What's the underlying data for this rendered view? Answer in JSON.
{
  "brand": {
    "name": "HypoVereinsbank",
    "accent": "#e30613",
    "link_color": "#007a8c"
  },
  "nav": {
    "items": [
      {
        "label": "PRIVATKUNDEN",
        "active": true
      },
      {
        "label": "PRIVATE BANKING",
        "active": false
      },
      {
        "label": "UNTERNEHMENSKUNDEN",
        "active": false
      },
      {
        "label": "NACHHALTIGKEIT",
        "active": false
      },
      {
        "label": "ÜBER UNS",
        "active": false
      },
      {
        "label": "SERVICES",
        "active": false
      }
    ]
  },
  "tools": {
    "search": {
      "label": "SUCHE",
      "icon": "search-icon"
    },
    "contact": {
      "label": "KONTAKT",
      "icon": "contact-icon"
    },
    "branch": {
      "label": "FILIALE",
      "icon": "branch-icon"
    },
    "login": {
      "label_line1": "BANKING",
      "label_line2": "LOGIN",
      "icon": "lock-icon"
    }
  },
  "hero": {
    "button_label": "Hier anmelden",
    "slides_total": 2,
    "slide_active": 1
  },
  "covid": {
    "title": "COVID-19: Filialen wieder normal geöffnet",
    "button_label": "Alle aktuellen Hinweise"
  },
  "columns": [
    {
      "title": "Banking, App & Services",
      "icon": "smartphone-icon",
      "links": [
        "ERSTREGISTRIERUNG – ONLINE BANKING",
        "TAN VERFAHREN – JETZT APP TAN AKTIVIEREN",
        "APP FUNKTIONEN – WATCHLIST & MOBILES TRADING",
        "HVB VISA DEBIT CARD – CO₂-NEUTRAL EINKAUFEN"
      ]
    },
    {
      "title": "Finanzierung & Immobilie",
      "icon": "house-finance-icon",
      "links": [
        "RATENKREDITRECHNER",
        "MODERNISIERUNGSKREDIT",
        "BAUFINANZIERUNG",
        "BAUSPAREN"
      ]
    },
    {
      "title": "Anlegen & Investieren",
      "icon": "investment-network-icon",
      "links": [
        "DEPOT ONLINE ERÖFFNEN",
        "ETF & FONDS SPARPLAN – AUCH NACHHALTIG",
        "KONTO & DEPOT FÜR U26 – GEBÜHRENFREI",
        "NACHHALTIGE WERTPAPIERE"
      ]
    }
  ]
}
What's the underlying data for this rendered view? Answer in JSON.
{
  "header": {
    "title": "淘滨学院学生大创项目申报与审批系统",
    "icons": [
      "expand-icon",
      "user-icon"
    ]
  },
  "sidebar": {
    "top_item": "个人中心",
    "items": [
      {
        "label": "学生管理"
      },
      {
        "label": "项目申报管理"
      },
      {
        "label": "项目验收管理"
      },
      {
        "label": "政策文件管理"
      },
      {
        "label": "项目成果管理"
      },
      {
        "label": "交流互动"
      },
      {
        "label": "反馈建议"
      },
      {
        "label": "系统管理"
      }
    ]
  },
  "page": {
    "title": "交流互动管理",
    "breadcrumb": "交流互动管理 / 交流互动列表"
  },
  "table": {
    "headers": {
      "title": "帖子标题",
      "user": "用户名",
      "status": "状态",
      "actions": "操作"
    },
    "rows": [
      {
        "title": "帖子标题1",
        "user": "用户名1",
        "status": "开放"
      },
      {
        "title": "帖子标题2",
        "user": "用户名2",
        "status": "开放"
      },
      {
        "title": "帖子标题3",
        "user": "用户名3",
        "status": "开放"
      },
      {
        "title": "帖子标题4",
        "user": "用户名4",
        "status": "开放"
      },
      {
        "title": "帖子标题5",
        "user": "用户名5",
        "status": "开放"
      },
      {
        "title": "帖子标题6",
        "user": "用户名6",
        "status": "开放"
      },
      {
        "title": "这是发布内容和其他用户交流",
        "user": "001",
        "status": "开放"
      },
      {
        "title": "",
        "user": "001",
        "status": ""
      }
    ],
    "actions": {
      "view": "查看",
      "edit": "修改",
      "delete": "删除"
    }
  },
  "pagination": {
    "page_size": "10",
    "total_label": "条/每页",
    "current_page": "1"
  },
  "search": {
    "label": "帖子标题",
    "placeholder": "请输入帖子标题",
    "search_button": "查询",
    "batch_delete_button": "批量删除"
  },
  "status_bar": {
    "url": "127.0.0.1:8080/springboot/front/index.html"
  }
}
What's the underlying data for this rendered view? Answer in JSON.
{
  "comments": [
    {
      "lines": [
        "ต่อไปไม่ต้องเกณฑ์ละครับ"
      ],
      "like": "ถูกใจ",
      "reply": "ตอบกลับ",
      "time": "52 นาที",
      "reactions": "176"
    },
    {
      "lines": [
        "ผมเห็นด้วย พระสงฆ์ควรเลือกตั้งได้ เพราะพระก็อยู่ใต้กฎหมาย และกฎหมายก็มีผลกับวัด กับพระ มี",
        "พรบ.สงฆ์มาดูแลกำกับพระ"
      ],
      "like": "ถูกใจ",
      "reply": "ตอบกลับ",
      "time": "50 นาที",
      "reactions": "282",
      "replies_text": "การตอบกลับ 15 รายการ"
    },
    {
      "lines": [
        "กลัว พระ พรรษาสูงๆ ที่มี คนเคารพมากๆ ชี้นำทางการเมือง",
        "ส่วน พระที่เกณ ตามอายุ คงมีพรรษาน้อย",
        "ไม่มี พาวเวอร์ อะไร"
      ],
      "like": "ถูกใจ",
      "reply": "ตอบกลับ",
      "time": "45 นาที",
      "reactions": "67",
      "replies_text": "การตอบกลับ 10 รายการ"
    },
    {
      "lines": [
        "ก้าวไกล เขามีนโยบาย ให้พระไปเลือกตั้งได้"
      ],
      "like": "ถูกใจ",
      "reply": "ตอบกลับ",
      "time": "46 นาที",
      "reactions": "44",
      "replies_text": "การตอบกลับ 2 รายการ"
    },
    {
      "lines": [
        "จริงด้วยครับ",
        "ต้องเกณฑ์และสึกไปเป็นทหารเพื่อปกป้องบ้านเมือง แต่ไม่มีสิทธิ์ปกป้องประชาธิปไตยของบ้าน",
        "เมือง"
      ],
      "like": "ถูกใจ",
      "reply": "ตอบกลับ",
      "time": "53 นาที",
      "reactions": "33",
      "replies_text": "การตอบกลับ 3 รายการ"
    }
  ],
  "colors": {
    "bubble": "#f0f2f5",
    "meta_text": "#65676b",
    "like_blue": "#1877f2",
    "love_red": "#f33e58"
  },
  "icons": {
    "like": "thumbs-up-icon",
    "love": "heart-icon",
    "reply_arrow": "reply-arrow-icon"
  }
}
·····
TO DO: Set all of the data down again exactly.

RESPONSE BELOW:
What's the underlying data for this rendered view? Answer in JSON.
{
  "brand": {
    "name": "HypoVereinsbank",
    "accent": "#e30613",
    "link_color": "#007a8c"
  },
  "nav": {
    "items": [
      {
        "label": "PRIVATKUNDEN",
        "active": true
      },
      {
        "label": "PRIVATE BANKING",
        "active": false
      },
      {
        "label": "UNTERNEHMENSKUNDEN",
        "active": false
      },
      {
        "label": "NACHHALTIGKEIT",
        "active": false
      },
      {
        "label": "ÜBER UNS",
        "active": false
      },
      {
        "label": "SERVICES",
        "active": false
      }
    ]
  },
  "tools": {
    "search": {
      "label": "SUCHE",
      "icon": "search-icon"
    },
    "contact": {
      "label": "KONTAKT",
      "icon": "contact-icon"
    },
    "branch": {
      "label": "FILIALE",
      "icon": "branch-icon"
    },
    "login": {
      "label_line1": "BANKING",
      "label_line2": "LOGIN",
      "icon": "lock-icon"
    }
  },
  "hero": {
    "button_label": "Hier anmelden",
    "slides_total": 2,
    "slide_active": 1
  },
  "covid": {
    "title": "COVID-19: Filialen wieder normal geöffnet",
    "button_label": "Alle aktuellen Hinweise"
  },
  "columns": [
    {
      "title": "Banking, App & Services",
      "icon": "smartphone-icon",
      "links": [
        "ERSTREGISTRIERUNG – ONLINE BANKING",
        "TAN VERFAHREN – JETZT APP TAN AKTIVIEREN",
        "APP FUNKTIONEN – WATCHLIST & MOBILES TRADING",
        "HVB VISA DEBIT CARD – CO₂-NEUTRAL EINKAUFEN"
      ]
    },
    {
      "title": "Finanzierung & Immobilie",
      "icon": "house-finance-icon",
      "links": [
        "RATENKREDITRECHNER",
        "MODERNISIERUNGSKREDIT",
        "BAUFINANZIERUNG",
        "BAUSPAREN"
      ]
    },
    {
      "title": "Anlegen & Investieren",
      "icon": "investment-network-icon",
      "links": [
        "DEPOT ONLINE ERÖFFNEN",
        "ETF & FONDS SPARPLAN – AUCH NACHHALTIG",
        "KONTO & DEPOT FÜR U26 – GEBÜHRENFREI",
        "NACHHALTIGE WERTPAPIERE"
      ]
    }
  ]
}
What's the underlying data for this rendered view? Answer in JSON.
{
  "header": {
    "title": "淘滨学院学生大创项目申报与审批系统",
    "icons": [
      "expand-icon",
      "user-icon"
    ]
  },
  "sidebar": {
    "top_item": "个人中心",
    "items": [
      {
        "label": "学生管理"
      },
      {
        "label": "项目申报管理"
      },
      {
        "label": "项目验收管理"
      },
      {
        "label": "政策文件管理"
      },
      {
        "label": "项目成果管理"
      },
      {
        "label": "交流互动"
      },
      {
        "label": "反馈建议"
      },
      {
        "label": "系统管理"
      }
    ]
  },
  "page": {
    "title": "交流互动管理",
    "breadcrumb": "交流互动管理 / 交流互动列表"
  },
  "table": {
    "headers": {
      "title": "帖子标题",
      "user": "用户名",
      "status": "状态",
      "actions": "操作"
    },
    "rows": [
      {
        "title": "帖子标题1",
        "user": "用户名1",
        "status": "开放"
      },
      {
        "title": "帖子标题2",
        "user": "用户名2",
        "status": "开放"
      },
      {
        "title": "帖子标题3",
        "user": "用户名3",
        "status": "开放"
      },
      {
        "title": "帖子标题4",
        "user": "用户名4",
        "status": "开放"
      },
      {
        "title": "帖子标题5",
        "user": "用户名5",
        "status": "开放"
      },
      {
        "title": "帖子标题6",
        "user": "用户名6",
        "status": "开放"
      },
      {
        "title": "这是发布内容和其他用户交流",
        "user": "001",
        "status": "开放"
      },
      {
        "title": "",
        "user": "001",
        "status": ""
      }
    ],
    "actions": {
      "view": "查看",
      "edit": "修改",
      "delete": "删除"
    }
  },
  "pagination": {
    "page_size": "10",
    "total_label": "条/每页",
    "current_page": "1"
  },
  "search": {
    "label": "帖子标题",
    "placeholder": "请输入帖子标题",
    "search_button": "查询",
    "batch_delete_button": "批量删除"
  },
  "status_bar": {
    "url": "127.0.0.1:8080/springboot/front/index.html"
  }
}
What's the underlying data for this rendered view? Answer in JSON.
{
  "comments": [
    {
      "lines": [
        "ต่อไปไม่ต้องเกณฑ์ละครับ"
      ],
      "like": "ถูกใจ",
      "reply": "ตอบกลับ",
      "time": "52 นาที",
      "reactions": "176"
    },
    {
      "lines": [
        "ผมเห็นด้วย พระสงฆ์ควรเลือกตั้งได้ เพราะพระก็อยู่ใต้กฎหมาย และกฎหมายก็มีผลกับวัด กับพระ มี",
        "พรบ.สงฆ์มาดูแลกำกับพระ"
      ],
      "like": "ถูกใจ",
      "reply": "ตอบกลับ",
      "time": "50 นาที",
      "reactions": "282",
      "replies_text": "การตอบกลับ 15 รายการ"
    },
    {
      "lines": [
        "กลัว พระ พรรษาสูงๆ ที่มี คนเคารพมากๆ ชี้นำทางการเมือง",
        "ส่วน พระที่เกณ ตามอายุ คงมีพรรษาน้อย",
        "ไม่มี พาวเวอร์ อะไร"
      ],
      "like": "ถูกใจ",
      "reply": "ตอบกลับ",
      "time": "45 นาที",
      "reactions": "67",
      "replies_text": "การตอบกลับ 10 รายการ"
    },
    {
      "lines": [
        "ก้าวไกล เขามีนโยบาย ให้พระไปเลือกตั้งได้"
      ],
      "like": "ถูกใจ",
      "reply": "ตอบกลับ",
      "time": "46 นาที",
      "reactions": "44",
      "replies_text": "การตอบกลับ 2 รายการ"
    },
    {
      "lines": [
        "จริงด้วยครับ",
        "ต้องเกณฑ์และสึกไปเป็นทหารเพื่อปกป้องบ้านเมือง แต่ไม่มีสิทธิ์ปกป้องประชาธิปไตยของบ้าน",
        "เมือง"
      ],
      "like": "ถูกใจ",
      "reply": "ตอบกลับ",
      "time": "53 นาที",
      "reactions": "33",
      "replies_text": "การตอบกลับ 3 รายการ"
    }
  ],
  "colors": {
    "bubble": "#f0f2f5",
    "meta_text": "#65676b",
    "like_blue": "#1877f2",
    "love_red": "#f33e58"
  },
  "icons": {
    "like": "thumbs-up-icon",
    "love": "heart-icon",
    "reply_arrow": "reply-arrow-icon"
  }
}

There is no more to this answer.